[Data under study]
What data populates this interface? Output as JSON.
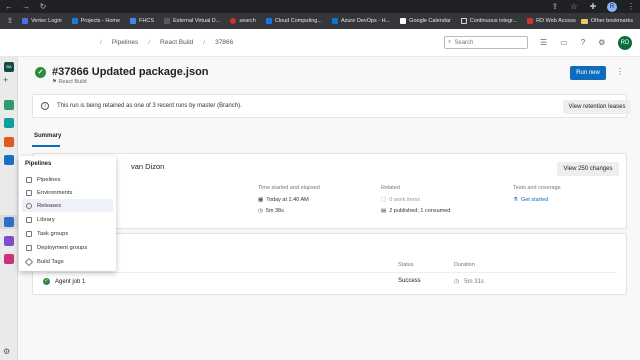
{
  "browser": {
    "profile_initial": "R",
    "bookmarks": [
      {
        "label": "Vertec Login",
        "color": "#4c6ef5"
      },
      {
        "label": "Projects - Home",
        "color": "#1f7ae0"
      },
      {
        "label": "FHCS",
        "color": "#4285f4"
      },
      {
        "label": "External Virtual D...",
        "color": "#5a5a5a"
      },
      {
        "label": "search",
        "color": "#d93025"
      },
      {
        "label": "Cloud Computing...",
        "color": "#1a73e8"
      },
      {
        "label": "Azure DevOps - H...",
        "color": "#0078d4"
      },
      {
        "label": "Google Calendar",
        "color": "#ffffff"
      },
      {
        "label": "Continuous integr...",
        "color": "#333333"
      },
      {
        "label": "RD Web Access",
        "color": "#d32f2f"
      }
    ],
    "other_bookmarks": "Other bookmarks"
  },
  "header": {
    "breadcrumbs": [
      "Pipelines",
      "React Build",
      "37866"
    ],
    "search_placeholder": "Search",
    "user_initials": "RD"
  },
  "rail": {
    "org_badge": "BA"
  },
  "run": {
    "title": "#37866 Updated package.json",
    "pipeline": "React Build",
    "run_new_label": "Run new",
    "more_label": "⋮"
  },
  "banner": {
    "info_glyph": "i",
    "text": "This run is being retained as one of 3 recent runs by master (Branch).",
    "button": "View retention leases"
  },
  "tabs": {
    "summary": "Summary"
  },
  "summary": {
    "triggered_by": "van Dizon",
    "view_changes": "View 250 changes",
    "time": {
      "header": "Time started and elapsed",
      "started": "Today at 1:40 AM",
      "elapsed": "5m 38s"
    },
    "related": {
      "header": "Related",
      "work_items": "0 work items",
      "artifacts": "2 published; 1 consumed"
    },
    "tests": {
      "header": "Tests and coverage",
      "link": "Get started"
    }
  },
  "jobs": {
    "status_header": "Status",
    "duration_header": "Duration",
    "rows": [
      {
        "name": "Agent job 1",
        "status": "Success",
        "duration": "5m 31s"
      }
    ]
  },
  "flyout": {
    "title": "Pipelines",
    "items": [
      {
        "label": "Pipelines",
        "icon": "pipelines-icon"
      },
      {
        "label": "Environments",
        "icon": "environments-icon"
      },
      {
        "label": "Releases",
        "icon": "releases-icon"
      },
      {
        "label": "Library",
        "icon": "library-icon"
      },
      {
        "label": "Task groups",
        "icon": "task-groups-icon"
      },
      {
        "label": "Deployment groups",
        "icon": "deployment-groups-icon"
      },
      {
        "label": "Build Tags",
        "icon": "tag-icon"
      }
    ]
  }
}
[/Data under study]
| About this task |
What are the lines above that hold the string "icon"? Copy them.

| The answer |
        "icon": "pipelines-icon"
        "icon": "environments-icon"
        "icon": "releases-icon"
        "icon": "library-icon"
        "icon": "task-groups-icon"
        "icon": "deployment-groups-icon"
        "icon": "tag-icon"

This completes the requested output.